• **Your instructions**: Reproduce each line of the entries that carries "screenshot".
== Data supplied ==
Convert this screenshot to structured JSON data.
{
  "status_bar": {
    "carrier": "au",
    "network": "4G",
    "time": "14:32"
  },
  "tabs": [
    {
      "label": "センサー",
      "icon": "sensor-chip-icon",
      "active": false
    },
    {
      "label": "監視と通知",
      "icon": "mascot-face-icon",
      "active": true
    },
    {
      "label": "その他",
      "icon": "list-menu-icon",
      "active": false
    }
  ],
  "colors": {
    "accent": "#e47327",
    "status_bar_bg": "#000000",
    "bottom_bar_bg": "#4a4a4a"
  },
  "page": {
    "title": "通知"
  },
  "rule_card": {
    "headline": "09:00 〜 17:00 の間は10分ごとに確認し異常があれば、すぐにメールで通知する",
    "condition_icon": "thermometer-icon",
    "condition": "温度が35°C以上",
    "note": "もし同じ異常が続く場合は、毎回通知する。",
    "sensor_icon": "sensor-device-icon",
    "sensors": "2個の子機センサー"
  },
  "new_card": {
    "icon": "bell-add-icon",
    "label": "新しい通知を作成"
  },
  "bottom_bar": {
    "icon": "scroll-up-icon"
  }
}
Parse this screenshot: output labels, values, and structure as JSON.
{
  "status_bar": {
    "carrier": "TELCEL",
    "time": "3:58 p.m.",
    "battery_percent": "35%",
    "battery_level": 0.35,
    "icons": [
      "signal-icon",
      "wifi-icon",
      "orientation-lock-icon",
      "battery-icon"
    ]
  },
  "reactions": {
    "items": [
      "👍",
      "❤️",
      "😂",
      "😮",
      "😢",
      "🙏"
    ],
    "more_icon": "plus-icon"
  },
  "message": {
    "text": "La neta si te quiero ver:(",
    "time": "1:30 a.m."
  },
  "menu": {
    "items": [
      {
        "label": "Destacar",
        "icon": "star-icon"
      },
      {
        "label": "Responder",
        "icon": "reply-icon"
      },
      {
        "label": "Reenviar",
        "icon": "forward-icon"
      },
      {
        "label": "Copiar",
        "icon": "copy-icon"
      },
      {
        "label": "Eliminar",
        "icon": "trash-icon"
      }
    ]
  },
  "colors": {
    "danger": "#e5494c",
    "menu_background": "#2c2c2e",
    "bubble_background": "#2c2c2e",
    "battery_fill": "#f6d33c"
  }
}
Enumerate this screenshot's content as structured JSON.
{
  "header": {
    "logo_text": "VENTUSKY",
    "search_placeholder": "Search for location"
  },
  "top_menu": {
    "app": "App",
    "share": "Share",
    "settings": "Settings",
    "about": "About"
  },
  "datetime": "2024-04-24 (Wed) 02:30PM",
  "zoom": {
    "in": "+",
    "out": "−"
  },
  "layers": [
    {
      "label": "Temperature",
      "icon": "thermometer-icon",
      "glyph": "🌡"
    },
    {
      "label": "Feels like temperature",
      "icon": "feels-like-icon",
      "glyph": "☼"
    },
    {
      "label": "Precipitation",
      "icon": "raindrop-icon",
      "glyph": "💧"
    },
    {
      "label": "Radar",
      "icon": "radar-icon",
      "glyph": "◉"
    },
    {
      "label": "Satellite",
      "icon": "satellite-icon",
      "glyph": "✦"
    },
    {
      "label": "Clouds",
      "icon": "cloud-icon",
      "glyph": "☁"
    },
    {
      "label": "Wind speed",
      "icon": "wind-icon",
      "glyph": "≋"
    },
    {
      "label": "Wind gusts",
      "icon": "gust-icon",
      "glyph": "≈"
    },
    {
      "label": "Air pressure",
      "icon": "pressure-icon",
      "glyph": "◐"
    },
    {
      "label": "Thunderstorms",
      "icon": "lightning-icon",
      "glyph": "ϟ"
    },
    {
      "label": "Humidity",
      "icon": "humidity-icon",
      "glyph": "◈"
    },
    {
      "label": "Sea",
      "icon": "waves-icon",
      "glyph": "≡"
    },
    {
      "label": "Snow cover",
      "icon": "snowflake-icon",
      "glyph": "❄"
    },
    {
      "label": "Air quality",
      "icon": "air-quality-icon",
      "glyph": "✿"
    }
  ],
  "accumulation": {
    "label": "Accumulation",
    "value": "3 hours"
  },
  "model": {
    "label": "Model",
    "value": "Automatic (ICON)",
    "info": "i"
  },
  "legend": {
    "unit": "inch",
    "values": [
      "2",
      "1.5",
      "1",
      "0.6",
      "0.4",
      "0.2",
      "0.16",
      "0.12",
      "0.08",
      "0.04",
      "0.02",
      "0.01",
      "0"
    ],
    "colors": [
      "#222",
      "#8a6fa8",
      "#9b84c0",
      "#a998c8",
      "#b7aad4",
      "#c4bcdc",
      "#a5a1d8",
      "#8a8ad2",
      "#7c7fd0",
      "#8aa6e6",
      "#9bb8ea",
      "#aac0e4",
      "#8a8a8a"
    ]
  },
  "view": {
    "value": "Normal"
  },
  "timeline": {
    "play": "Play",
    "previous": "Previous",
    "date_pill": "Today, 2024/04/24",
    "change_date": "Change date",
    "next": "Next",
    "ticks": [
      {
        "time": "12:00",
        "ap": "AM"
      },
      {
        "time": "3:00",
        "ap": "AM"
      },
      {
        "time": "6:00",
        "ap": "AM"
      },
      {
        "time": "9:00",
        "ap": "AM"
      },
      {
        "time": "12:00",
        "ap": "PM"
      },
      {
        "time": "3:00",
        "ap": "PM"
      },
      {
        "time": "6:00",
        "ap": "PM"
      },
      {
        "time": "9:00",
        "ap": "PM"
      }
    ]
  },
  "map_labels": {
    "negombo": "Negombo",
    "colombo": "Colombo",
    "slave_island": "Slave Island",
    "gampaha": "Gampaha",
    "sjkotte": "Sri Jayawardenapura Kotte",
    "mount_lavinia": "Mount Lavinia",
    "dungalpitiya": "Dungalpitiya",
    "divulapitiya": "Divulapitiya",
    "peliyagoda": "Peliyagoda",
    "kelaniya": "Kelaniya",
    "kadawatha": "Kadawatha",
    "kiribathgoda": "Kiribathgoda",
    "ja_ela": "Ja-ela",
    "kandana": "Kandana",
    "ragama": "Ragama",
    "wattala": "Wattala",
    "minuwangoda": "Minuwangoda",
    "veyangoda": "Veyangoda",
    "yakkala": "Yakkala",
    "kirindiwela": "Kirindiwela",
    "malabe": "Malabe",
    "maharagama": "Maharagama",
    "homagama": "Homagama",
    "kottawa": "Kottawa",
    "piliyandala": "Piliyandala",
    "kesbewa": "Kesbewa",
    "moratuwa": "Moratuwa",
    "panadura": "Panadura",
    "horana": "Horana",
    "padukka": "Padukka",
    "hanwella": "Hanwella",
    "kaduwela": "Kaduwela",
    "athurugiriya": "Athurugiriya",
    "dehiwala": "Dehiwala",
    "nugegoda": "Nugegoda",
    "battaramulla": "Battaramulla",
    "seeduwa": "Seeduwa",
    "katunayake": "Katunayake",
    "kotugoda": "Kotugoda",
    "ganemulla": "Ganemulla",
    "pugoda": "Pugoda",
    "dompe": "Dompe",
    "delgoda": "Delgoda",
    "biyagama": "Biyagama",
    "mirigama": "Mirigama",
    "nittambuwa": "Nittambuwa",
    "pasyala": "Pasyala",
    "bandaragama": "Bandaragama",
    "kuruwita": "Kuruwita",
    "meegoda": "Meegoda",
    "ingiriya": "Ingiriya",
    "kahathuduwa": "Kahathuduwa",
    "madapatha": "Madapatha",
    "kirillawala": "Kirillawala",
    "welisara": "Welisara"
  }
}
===
• **Exercise answer**:
Convert this screenshot to structured JSON data.
Parse this screenshot: output labels, values, and structure as JSON.
Enumerate this screenshot's content as structured JSON.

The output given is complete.